    YES WE CAN. (sorry Obama campaign)

    The current players won’t change their game…..
    -then we, the founders, will – we ARE at North Coast Biologics
    So many people I speak with who would like to start new companies challenging the current model express their fear as a deterrent.
    -at North Coast we are not afraid. A good technology and unorthodox ways excel in this environment
    Since the days of our industry founders – and more so in the last 15 years, no one has worked hard enough to stay on course to complete the founder’s mission….for the entire game.
    -at North Coast we will work hard enough – if you have a technology that produces entities that people want to buy – it will pay enormously (not just monetarily) to expand and create opportunities that to some seem unconventional but to those “in the know” see the endless rewards.

    I was always jealous of my high-tech geek friends who could start companies in their garages.

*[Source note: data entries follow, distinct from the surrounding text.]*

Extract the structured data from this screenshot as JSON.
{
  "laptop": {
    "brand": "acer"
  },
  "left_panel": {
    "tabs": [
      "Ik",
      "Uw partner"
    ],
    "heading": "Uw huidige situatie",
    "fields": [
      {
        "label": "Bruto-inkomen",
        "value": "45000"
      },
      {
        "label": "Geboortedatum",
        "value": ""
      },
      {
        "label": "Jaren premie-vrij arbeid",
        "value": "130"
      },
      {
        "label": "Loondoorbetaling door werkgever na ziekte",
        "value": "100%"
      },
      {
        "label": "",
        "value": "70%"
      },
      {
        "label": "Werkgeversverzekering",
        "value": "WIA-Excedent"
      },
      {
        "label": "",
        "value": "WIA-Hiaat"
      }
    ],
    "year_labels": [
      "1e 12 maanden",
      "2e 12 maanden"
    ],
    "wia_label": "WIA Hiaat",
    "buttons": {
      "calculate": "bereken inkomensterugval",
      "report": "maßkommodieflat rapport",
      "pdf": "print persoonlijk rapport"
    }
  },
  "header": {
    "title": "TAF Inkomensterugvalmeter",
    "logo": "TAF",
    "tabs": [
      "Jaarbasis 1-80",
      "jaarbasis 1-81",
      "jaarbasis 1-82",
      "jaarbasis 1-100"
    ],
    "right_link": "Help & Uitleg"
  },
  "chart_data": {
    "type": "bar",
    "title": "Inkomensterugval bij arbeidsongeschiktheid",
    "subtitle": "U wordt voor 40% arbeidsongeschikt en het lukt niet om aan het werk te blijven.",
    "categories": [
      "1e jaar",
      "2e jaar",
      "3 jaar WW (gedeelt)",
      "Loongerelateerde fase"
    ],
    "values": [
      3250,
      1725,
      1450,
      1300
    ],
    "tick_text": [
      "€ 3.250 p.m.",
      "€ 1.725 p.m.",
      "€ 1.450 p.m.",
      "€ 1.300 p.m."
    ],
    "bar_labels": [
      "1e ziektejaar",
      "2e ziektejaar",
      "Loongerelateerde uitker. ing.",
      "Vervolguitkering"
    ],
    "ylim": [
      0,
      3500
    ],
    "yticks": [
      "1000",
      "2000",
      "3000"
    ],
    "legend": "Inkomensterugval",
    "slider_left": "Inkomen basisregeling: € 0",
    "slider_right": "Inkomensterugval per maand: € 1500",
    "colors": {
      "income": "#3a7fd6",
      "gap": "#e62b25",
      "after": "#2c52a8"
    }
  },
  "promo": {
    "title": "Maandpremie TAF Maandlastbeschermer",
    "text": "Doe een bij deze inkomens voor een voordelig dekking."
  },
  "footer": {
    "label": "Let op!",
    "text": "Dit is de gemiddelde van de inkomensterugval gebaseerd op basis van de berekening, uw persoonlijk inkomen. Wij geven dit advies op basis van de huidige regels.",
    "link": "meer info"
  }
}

I always thought it was impossible to do that with biotech companies until I found a garage and fixed it up into a lab that is a fully operational cell and molecular biology facility with automation and high throughput capabilities furnished by Ebay, Craigslist, and local auctions from companies that took in venture capital, grew too fast, failed with their inflexible business plans, and fell from the stratosphere to the ground rather than growing organically (you know – the current model of waste and slash&burn).

    Daphne Zohar – I love your article. I WOULD enjoy meeting you for beers the next time I’m in Boston (in 2-3 weeks actually). You’ve brought up some very interesting points that warrant discussion and I am very interested in letting “the cat out of the bag” – ie. add some reality to some of the subversive methods that founders might use to leave the venture capitalist entirely out of the discovery phase of biotech – which I guess when you think about it, they have primarily avoided anyway. But imagine what it would be like to sell your drugs directly to the partners that need to fill their pipelines without having to raise a dime of venture capital. It sounds appealing….and is currently the new model here in my garage-lab in Seattle.

  16. Daphne Zohar says:

    Jonathan – thanks very much for your comments. I agree. Maybe part of the problem is that the venture industry has become desensitized to the perspective of founders (who cares – there is plenty of deal flow). Yes, but how is the quality of that deal flow?

  17. Daphne Zohar says:

    Johnny Stine – You’re on. Maybe at the Xconomist party… We are doing some of that direct partnering with pharma through Enlight Biosciences and I look forward to hearing about your ideas and brainstorming further.